with text! From HarfBuzz's perspective, a buffer is just a stream
of Unicode code points, but your input string is probably in one of
the standard Unicode character encodings (UTF-8, UTF-16, or
UTF-32). HarfBuzz provides convenience functions that accept
each of these encodings:
hb_buffer_add_utf32(). Other than the
character encoding they accept, they function identically.
You can add UTF-8 text to a buffer by passing in the text array, the array's length, an offset into the array for the first character to add, and the length of the segment to add:
hb_buffer_add_utf8 (hb_buffer_t *buf, const char *text, int text_length, unsigned int item_offset, int item_length)
So, in practice, you can say:
hb_buffer_add_utf8(buf, text, strlen(text), 0, strlen(text));
This will append your new characters to
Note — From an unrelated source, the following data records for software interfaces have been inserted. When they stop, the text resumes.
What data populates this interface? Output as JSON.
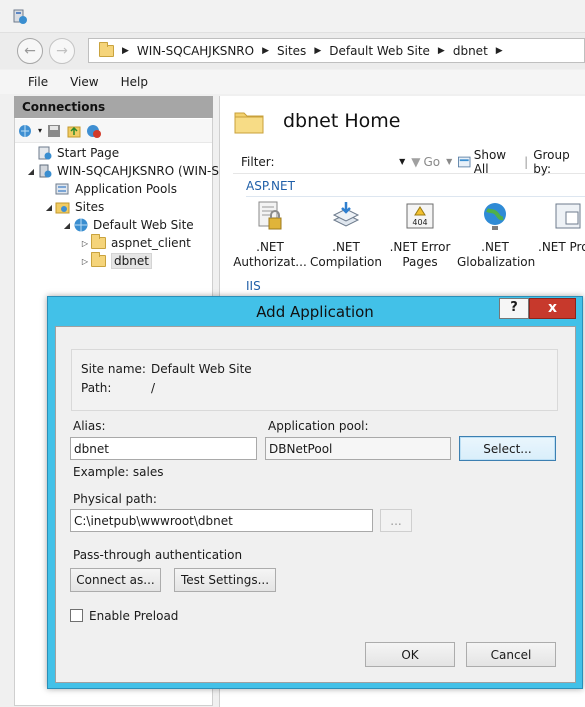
{
  "window": {
    "breadcrumbs": [
      "WIN-SQCAHJKSNRO",
      "Sites",
      "Default Web Site",
      "dbnet"
    ],
    "menu": [
      "File",
      "View",
      "Help"
    ]
  },
  "connections": {
    "header": "Connections",
    "tree": [
      {
        "label": "Start Page",
        "level": 0
      },
      {
        "label": "WIN-SQCAHJKSNRO (WIN-SQ",
        "level": 0
      },
      {
        "label": "Application Pools",
        "level": 1
      },
      {
        "label": "Sites",
        "level": 1
      },
      {
        "label": "Default Web Site",
        "level": 2
      },
      {
        "label": "aspnet_client",
        "level": 3
      },
      {
        "label": "dbnet",
        "level": 3
      }
    ]
  },
  "home": {
    "title": "dbnet Home",
    "filter_label": "Filter:",
    "go_label": "Go",
    "show_all_label": "Show All",
    "group_by_label": "Group by:",
    "section_aspnet": "ASP.NET",
    "section_iis": "IIS",
    "features": [
      {
        "line1": ".NET",
        "line2": "Authorizat..."
      },
      {
        "line1": ".NET",
        "line2": "Compilation"
      },
      {
        "line1": ".NET Error",
        "line2": "Pages"
      },
      {
        "line1": ".NET",
        "line2": "Globalization"
      },
      {
        "line1": ".NET Pro",
        "line2": ""
      }
    ]
  },
  "dialog": {
    "title": "Add Application",
    "help_label": "?",
    "close_label": "x",
    "site_name_label": "Site name:",
    "site_name_value": "Default Web Site",
    "path_label": "Path:",
    "path_value": "/",
    "alias_label": "Alias:",
    "alias_value": "dbnet",
    "alias_example": "Example: sales",
    "app_pool_label": "Application pool:",
    "app_pool_value": "DBNetPool",
    "select_button": "Select...",
    "physical_path_label": "Physical path:",
    "physical_path_value": "C:\\inetpub\\wwwroot\\dbnet",
    "browse_button": "...",
    "passthrough_label": "Pass-through authentication",
    "connect_as_button": "Connect as...",
    "test_settings_button": "Test Settings...",
    "enable_preload_label": "Enable Preload",
    "enable_preload_checked": false,
    "ok_button": "OK",
    "cancel_button": "Cancel"
  }
}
buf, not replace its existing
contents. Also, note that you can use
place of the first instance of
if your text array is NULL-terminated. Similarly, you can also use
-1 as the final argument want to add its full
item_length you provide, HarfBuzz will also
attempt to grab the five characters before
the offset point and the five characters
after the designated end. These are the
before and after "context" segments, which are used internally
for HarfBuzz to make shaping decisions. They will not be part of
the final output, but they ensure that HarfBuzz's
script-specific shaping operations are correct. If there are
fewer than five characters available for the before or after
contexts, HarfBuzz will just grab what is there.
For longer text runs, such as full paragraphs, it might be tempting to only add smaller sub-segments to a buffer and shape them in piecemeal fashion. Generally, this is not a good idea, however, because a lot of shaping decisions are dependent on this context information. For example, in Arabic and other connected scripts, HarfBuzz needs to know the code points before and after each character in order to correctly determine which glyph to return.
The safest approach is to add all of the text available, then
item_length to indicate which characters you
want shaped, so that HarfBuzz has access to any context.
You can also add Unicode code points directly with
hb_buffer_add_codepoints(). The arguments
to this function are the same as those for the UTF
encodings. But it is particularly important to note that
HarfBuzz does not do validity checking on the text that is added
to a buffer. Invalid code points will be replaced, but it is up
to you to do any deep-sanity checking necessary.